Directed by: Roberts Gannaway.
Written by: Jeffrey M. Howard.
Starring: Dane Cook (Dusty Crophopper), Ed Harris (Blade Ranger), Julie Bowen (Lil' Dipper), Curtis Armstrong (Maru), John Michael Higgins (Cad), Hal Holbrook (Mayday), Wes Studi (Windlifter), Brad Garrett (Chug), Teri Hatcher (Dottie), Stacy Keach (Skipper), Cedric the Entertainer (Leadbottom), Danny Mann (Sparky), Barry Corbin (Ol' Jammer), Regina King (Dynamite), Anne Meara (Winnie), Jerry Stiller (Harvey), Fred Willard (Secretary Of The Interior), Dale Dye (Cabbie), Matt Jones (Drip), Bryan Callen (Avalanche), Danny Pardo (Blackout), Corri English (Pinecone), Kari Wahlgren (Patch), Patrick Warburton (Pulaski), Rene Auberjonois (Concierge)..
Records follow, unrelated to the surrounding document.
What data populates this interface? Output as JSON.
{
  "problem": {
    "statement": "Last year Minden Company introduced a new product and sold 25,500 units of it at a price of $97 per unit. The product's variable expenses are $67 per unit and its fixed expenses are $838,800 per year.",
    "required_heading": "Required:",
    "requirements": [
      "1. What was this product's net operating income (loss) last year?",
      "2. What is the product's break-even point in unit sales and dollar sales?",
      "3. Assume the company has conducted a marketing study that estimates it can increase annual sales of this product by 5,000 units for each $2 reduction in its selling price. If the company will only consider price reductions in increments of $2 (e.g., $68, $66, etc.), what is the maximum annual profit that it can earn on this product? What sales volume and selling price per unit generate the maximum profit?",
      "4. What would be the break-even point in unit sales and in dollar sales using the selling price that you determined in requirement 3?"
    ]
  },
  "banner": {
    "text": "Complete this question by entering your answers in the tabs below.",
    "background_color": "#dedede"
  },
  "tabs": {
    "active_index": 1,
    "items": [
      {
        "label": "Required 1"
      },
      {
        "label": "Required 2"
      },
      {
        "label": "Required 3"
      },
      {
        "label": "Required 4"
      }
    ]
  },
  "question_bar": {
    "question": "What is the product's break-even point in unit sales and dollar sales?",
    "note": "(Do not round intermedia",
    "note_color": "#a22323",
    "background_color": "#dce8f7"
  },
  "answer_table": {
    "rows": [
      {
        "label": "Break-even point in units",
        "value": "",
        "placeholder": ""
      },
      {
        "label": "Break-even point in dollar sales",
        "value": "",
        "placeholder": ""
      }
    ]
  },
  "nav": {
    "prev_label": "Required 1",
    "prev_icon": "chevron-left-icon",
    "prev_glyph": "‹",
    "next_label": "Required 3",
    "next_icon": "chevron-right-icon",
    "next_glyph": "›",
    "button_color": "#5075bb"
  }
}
As the father of an almost three year old I watch a lot of entertainment aimed at young children. Some of its isn’t that bad – I can even kind of enjoy episodes of Sofia the First or Doc McStuffins, even if I know I would never watch them if it wasn’t for my daughter. These shows teach simple lessons to children, and are wrapped up in an enjoyable, lightweight, musical package. The film Planes: Fire and Rescue – a sequel to last year`s Planes (which I didn’t see, because my daughter was too young last year to see movies) falls short of even those not very lofty standards. Its feels cheaply animated, and the story is not very interesting, even for young children. My daughter is not great at critical thinking right now – but normally when we go the movies, she sits in rapt attention at the screen even at not very good animated films like Mr. Peabody and Sherman or Legends of Oz. She grew restless during Planes: Fire and Rescue however. If a three year old is bored, what chance do the rest of us have?
The film follows the further adventures of Dusty Crophopper (voiced by Dane Cook) – who in the last film apparently went from a crop duster into a race plane. Now, his gearbox can no longer handle the strain of racing, and it’s been discontinued, so he cannot get a new one. He can still fly, but he cannot push himself very hard. When he gets into an accident, which puts his small town airport in danger of being shut down, unless they get a second firefighter, he feels responsible – and decides to become a fire plane himself. He heads off into a vast forest to be trained by Blade Ranger (voiced by Ed Harris) to get his certification. Blade has his own problems – a new resort has just re-opened in the forest, and its superintendent (John Michael Higgins) has taken all the forest`s funds for the resort. Blade and his team pushes Dusty hard – there are lots of fires, some big some small, and it’s all a lot harder than Dusty thought it would be.
The film is lazily written and animated. It was apparently intended at one point to be a direct to DVD sequel, but when the first film made a surprising amount of money, they decided to go ahead and release it to theaters. If it doesn’t make as much money, that’s okay, because like Pixar’s Cars franchise, which this is a spinoff to, Disney makes a ton of money out of the toys they sell based on the characters. They have clearly aimed these films at a younger audience than even most animated films – which I think they use mainly as an excuse for the lazy writing and animation. Young kids apparently do not require much effort.
Planes: Fire and Rescue just isn’t a very good movie. There is no real effort put into the film by anyone, which to me lacks respect. My daughter may not be a critical thinker yet, but she knows what she likes. She did not like Planes: Fire and Rescue. If we didn’t have popcorn, I doubt we would have made it through the movie. That’s simply not good enough.